Runners hit the road for a cause at BMO Vancouver Marathon
Family and friends inspire athletes pounding through the 26-mile course downtown.
They came with runners on their feet, water bottles in hand and a sense of purpose in their heart.
At 6 a.m. on Sunday, thousands of athletes gathered at Concord Place for the 41st annual BMO Vancouver Marathon. While many were avid runners looking to best their personal time, some were simply here to run for loved ones or to raise awareness for a global cause.
Lee Turner, a trim-looking runner, proudly shows off three badges on her jacket and T-shirt.
"This one is my sister -- she'd been missing to me for the last 45 years, and found me two years ago," she says, pointing to the left badge. "The other is my best friend, who's 77. She's supposed to be here, but she's going blind." The badge in the centre is her grandmother.
"I'm running for these people today," she beams.
The BMO Marathon will be her last race before Turner goes for knee surgery.
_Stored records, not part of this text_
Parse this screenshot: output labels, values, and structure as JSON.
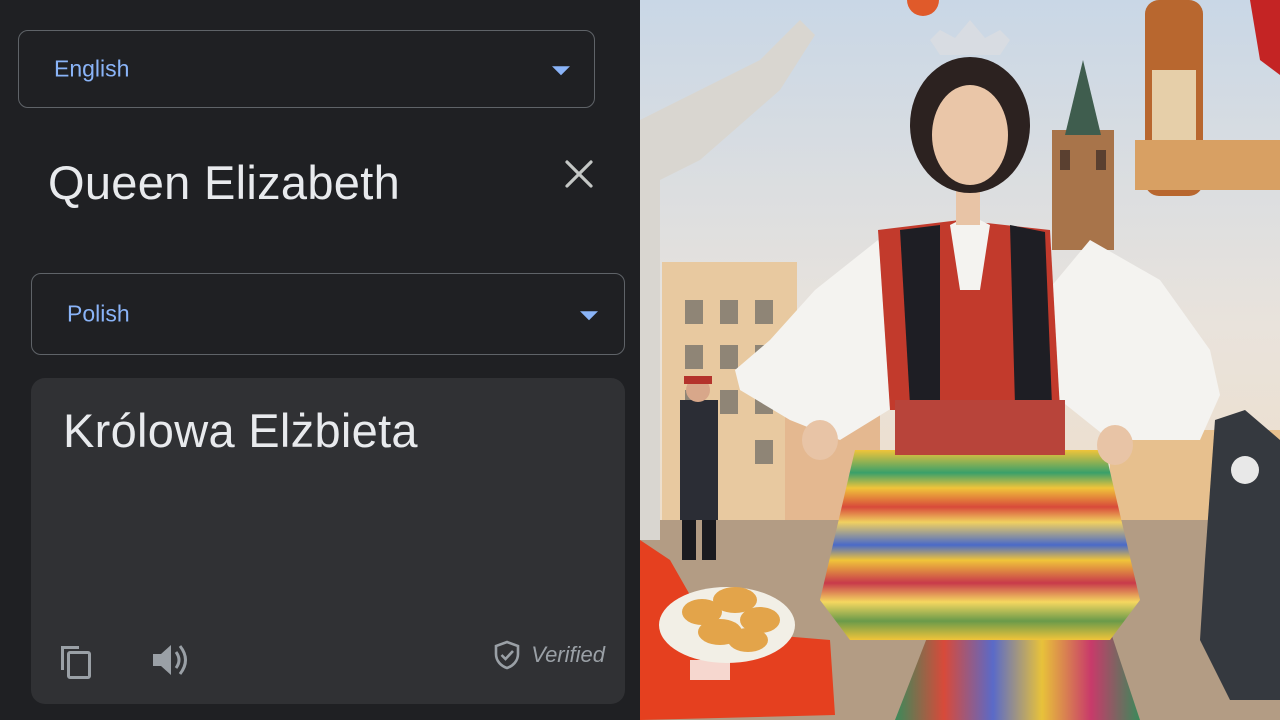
{
  "source_language": {
    "label": "English"
  },
  "source_text": "Queen Elizabeth",
  "target_language": {
    "label": "Polish"
  },
  "translation": {
    "text": "Królowa Elżbieta",
    "verified_label": "Verified"
  },
  "icons": {
    "source_dropdown": "chevron-down-icon",
    "target_dropdown": "chevron-down-icon",
    "clear": "close-icon",
    "copy": "copy-icon",
    "listen": "speaker-icon",
    "verified": "shield-check-icon"
  },
  "colors": {
    "panel_background": "#1f2023",
    "card_background": "#303134",
    "accent": "#8ab4f8",
    "text_primary": "#e8eaed",
    "text_secondary": "#9aa0a6",
    "border": "#5f6368"
  }
}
She wears sturdy braces -- custom made, $1520 each, she says -- which will hopefully allow her to run the race "pain free".
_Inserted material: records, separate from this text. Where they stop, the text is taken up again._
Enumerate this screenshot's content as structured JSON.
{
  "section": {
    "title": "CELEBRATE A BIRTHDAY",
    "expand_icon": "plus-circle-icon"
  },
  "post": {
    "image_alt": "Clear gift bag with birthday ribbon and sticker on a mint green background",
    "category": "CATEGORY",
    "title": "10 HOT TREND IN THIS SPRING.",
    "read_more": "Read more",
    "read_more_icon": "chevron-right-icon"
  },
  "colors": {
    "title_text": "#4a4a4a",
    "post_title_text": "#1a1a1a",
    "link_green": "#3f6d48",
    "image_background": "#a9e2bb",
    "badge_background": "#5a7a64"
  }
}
Turner says that after 27 years of avid running, her knees have been worn down to the point that there is almost no cartilege left. Still, thanks to her running coach, Rainy Kent, she says she's been able to work around her limitations and take on the half-marathon today.
Ryan Stewart, a young runner who is running the marathon for the first time, says he decided to run to raise money for Marathon of Giving, an initiative by international activist group Free the Children.
"I'm running to raise money to build schools in Africa," he smiles, adding that his friend had encouraged him to take part in the event.
For two runners from out of town, Lara and Victoria, the race was a chance to revive memories as friends and running partners. "We used to run together in Vancouver, but we're now living in different cities, so this was a good chance to get together," said Lara, who is now living in Victoria.
"We used to run along False Creek, so this is old stomping grounds for us," she laughed.
On the way to the starting line, one young woman in a decorated shirt weaved through the crowd. She said she was running for the memory of her late husband, who passed away from leukemia last year.
As the race kicked off at 7 a.m., the runners streamed through the streets amid loud pump-up songs, including "Born This Way" by Lady Gaga.
Some walked, while others ran at a quick pace, but many runners here this morning seemed to run for a cause greater than themselves.